- PublicationAccès libreGreen Edge ice camp campaigns : understanding the processes controlling the under-ice Arctic phytoplankton spring bloom(Göttingen Copernicus Publications, 2020-01-27) Massicotte, Philippe; Amiraux, Rémi; Amyot, Marie-Pier; Archambault, Philippe; Aubry, Cyril; Ayotte, Pierre; Bécu, Guislain; Bélanger, Simon; Bruyant, Flavienne; Christiansen-Stowe, Debra; Coupel, Pierre; Dezutter, Thibaud; Dominé, Florent; Dufour, Francis; Dufresne, Christiane; Dumont, Dany; Ferland, Joannie; Forget, Marie-Hélène; Fortier, Louis; Galí, Martí; Galindo, Virginie; Gourdal, Margaux; Grondin, Pierre-Luc; Guillot, Pascal; Guilmette, Caroline; Lacour, Léo; Lagunas, José Luis; Lalande, Catherine; Laliberté, Julien; Lambert Girard, Simon; Larivière, Jade; Lavaud, Johann; LeBaron, Anita; Lemire, Mélanie; Levasseur, Maurice; Marec, Claudie; Massé, Guillaume; Matsuoka, Atsushi; Neukermans, Griet; Oziel, Laurent; Rehm, Eric Carl; Reimer, Erin; Saint-Béat, Blanche; Sansoulet, Julie; Tremblay, Jean-Éric; Verin, Gauthier; Babin, MarcelThe Green Edge initiative was developed to investigate the processes controlling the primary productivity and fate of organic matter produced during the Arctic phytoplankton spring bloom (PSB) and to determine its role in the ecosystem.
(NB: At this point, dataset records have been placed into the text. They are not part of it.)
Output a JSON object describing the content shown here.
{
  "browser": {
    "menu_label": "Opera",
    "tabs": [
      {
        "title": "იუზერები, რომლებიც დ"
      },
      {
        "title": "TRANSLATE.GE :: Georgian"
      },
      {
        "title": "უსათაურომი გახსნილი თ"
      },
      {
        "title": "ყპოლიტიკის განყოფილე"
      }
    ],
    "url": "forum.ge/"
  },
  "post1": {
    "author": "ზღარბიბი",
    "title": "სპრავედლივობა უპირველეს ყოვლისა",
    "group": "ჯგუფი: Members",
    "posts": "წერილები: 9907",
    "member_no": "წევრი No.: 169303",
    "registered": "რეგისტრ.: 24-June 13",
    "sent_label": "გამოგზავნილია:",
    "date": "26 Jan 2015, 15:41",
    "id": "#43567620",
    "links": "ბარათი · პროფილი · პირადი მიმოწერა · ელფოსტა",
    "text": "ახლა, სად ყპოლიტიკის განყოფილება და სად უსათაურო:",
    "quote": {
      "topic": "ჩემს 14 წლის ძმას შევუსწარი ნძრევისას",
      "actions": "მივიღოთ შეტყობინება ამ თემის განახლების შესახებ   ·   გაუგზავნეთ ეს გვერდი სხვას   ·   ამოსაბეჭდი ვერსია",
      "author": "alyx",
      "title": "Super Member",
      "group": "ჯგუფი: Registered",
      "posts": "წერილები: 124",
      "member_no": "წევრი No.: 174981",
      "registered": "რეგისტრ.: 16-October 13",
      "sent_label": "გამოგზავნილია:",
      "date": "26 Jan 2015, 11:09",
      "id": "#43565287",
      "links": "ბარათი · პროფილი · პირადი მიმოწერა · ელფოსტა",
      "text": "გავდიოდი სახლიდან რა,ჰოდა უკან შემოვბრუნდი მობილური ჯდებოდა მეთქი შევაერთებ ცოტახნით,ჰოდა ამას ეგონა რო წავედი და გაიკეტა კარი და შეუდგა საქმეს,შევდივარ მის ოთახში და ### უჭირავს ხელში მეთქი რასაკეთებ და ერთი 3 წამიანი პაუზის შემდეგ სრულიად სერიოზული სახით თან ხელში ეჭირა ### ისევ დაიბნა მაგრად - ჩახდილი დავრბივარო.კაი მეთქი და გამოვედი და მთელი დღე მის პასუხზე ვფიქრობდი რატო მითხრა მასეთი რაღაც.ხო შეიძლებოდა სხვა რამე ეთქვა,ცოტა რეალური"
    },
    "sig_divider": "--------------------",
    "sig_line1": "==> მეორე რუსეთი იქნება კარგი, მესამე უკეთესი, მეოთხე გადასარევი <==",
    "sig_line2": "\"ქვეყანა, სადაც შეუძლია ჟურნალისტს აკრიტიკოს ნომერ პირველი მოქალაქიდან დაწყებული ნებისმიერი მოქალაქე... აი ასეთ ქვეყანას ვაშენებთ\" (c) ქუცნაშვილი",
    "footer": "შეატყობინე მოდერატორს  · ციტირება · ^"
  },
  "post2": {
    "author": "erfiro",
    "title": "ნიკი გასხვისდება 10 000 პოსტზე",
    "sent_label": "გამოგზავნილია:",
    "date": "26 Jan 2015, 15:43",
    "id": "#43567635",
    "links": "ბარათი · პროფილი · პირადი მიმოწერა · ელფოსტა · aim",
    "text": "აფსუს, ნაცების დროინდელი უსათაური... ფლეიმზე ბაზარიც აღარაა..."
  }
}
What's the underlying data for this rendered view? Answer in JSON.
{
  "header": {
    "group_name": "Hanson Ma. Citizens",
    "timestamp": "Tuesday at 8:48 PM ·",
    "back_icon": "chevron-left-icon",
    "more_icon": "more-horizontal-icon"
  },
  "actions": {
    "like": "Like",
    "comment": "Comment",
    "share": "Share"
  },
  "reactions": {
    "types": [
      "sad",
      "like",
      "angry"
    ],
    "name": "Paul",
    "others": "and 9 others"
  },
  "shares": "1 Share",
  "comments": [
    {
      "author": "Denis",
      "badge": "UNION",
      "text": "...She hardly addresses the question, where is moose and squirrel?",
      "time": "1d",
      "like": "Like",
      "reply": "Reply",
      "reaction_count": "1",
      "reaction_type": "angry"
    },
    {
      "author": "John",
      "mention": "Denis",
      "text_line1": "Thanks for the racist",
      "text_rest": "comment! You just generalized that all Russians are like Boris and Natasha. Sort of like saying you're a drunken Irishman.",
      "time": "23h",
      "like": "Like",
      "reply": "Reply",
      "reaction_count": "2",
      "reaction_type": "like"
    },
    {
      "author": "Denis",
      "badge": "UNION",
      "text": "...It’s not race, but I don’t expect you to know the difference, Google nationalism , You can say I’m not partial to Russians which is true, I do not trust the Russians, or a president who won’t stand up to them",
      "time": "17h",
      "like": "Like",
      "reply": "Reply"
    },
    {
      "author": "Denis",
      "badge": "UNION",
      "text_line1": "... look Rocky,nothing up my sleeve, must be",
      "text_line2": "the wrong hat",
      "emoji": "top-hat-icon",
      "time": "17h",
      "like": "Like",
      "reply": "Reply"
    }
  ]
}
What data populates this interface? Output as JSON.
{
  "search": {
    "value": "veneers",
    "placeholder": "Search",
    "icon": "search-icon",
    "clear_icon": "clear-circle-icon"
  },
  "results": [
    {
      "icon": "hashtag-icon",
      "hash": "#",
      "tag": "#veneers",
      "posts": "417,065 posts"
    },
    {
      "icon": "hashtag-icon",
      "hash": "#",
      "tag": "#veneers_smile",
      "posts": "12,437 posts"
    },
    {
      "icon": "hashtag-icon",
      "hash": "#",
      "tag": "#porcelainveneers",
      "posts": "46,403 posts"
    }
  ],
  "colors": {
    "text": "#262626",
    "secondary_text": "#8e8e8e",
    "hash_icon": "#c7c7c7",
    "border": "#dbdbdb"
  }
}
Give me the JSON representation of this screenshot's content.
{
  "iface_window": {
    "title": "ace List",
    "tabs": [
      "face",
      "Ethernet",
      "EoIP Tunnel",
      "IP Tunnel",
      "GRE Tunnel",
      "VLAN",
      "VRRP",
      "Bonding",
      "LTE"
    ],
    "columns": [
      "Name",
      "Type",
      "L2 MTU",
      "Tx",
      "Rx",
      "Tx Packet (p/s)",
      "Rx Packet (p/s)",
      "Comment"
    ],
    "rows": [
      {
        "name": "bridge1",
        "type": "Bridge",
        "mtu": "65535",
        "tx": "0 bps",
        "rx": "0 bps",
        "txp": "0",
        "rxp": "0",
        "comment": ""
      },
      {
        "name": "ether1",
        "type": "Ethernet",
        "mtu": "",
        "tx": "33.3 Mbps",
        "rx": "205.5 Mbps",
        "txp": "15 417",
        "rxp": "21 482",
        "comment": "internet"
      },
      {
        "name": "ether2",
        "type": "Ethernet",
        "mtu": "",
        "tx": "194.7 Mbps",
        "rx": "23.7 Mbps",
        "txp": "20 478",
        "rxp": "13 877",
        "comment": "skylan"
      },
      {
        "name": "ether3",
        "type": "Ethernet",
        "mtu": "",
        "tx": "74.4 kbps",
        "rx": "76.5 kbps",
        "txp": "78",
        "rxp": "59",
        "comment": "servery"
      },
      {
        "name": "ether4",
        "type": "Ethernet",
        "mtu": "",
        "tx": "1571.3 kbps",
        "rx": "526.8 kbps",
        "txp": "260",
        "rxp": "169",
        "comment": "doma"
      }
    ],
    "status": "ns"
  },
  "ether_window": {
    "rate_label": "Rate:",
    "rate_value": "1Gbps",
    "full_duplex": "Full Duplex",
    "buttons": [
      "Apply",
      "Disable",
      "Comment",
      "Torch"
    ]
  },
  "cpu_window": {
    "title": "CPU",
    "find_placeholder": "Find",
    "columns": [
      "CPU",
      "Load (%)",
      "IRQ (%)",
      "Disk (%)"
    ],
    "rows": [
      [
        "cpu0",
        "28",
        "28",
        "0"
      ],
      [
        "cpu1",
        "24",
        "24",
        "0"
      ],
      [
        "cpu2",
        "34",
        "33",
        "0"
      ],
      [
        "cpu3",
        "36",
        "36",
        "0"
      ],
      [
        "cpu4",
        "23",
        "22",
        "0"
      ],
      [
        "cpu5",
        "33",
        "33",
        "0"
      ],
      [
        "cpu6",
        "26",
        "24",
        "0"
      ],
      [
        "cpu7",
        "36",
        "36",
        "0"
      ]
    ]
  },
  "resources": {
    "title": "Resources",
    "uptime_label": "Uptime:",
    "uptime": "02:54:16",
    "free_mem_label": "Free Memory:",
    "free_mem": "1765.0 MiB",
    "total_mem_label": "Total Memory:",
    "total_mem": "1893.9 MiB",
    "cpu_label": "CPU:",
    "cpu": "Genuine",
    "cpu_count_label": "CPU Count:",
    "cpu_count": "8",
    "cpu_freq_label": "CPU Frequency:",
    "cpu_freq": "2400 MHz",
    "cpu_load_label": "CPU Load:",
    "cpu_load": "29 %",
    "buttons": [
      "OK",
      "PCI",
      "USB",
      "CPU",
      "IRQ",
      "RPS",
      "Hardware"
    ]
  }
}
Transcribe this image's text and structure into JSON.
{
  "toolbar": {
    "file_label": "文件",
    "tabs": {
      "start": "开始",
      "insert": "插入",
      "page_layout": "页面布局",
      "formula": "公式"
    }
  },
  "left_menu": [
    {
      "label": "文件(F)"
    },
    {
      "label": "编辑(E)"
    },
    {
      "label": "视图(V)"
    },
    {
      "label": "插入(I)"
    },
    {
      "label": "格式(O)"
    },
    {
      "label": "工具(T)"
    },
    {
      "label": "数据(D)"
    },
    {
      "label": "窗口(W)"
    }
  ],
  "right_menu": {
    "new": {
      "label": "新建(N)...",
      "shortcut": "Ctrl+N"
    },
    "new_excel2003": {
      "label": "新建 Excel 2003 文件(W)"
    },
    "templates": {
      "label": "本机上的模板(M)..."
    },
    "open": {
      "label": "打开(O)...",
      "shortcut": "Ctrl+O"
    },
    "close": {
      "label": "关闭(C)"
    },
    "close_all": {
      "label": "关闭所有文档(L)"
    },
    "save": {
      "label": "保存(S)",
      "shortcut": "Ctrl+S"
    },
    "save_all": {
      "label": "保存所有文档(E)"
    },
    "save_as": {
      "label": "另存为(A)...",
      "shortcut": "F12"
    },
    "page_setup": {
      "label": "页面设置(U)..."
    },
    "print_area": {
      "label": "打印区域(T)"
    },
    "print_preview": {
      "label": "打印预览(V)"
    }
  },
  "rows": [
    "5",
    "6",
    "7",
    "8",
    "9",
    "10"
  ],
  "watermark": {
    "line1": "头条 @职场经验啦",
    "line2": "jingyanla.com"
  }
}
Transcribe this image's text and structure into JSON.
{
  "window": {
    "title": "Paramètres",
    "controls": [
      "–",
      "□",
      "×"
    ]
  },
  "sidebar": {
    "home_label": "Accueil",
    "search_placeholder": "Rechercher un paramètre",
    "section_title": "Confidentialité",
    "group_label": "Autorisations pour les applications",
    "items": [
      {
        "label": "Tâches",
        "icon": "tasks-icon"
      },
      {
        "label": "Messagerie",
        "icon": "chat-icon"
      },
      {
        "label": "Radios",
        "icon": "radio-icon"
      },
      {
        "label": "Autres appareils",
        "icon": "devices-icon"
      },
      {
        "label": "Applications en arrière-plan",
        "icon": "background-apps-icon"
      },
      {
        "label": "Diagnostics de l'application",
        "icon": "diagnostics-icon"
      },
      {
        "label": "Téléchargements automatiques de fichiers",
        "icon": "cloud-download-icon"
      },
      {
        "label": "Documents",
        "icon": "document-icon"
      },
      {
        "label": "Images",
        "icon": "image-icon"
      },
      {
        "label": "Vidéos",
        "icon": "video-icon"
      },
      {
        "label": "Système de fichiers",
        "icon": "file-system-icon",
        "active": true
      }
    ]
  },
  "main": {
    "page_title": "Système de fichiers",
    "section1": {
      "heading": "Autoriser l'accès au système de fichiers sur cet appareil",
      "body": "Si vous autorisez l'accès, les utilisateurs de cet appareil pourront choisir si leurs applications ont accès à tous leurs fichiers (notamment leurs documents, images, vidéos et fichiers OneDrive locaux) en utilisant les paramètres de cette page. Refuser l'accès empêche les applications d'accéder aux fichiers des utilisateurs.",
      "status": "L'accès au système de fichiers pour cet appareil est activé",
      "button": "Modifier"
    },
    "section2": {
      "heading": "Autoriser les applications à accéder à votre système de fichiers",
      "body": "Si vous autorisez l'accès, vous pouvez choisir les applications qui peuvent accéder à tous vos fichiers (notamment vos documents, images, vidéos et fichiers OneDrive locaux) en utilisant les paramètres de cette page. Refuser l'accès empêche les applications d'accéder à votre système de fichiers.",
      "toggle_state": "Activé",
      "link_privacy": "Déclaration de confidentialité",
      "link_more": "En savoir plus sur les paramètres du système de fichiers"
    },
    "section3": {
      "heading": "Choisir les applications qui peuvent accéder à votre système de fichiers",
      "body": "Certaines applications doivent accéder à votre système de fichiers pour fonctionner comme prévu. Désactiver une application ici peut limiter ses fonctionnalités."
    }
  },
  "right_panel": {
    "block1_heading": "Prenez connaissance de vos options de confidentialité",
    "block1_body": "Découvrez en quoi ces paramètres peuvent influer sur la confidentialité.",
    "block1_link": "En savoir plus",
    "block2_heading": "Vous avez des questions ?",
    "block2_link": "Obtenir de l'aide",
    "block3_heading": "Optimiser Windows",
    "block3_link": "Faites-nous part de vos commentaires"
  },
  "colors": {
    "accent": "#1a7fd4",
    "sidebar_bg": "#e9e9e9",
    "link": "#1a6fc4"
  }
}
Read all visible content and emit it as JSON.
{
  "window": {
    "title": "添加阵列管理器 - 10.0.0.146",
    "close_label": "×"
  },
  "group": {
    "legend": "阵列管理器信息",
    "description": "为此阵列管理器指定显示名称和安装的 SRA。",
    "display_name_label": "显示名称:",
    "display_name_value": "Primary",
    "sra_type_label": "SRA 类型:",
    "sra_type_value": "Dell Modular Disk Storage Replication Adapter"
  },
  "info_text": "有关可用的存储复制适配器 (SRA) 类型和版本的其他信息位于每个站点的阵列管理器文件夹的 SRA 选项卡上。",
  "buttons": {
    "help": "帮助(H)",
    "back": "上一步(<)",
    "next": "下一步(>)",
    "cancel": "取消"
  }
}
Two field campaigns were conducted in 2015 and 2016 at an ice camp located on landfast sea ice southeast of Qikiqtarjuaq Island in Baffin Bay (67.4797∘ N, 63.7895∘ W). During both expeditions, a large suite of physical, chemical and biological variables was measured beneath a consolidated sea-ice cover from the surface to the bottom (at 360 m depth) to better understand the factors driving the PSB. Key variables, such as conservative temperature, absolute salinity, radiance, irradiance, nutrient concentrations, chlorophyll a concentration, bacteria, phytoplankton and zooplankton abundance and taxonomy, and carbon stocks and fluxes were routinely measured at the ice camp. Meteorological and snow-relevant variables were also monitored. Here, we present the results of a joint effort to tidy and standardize the collected datasets, which will facilitate their reuse in other Arctic studies.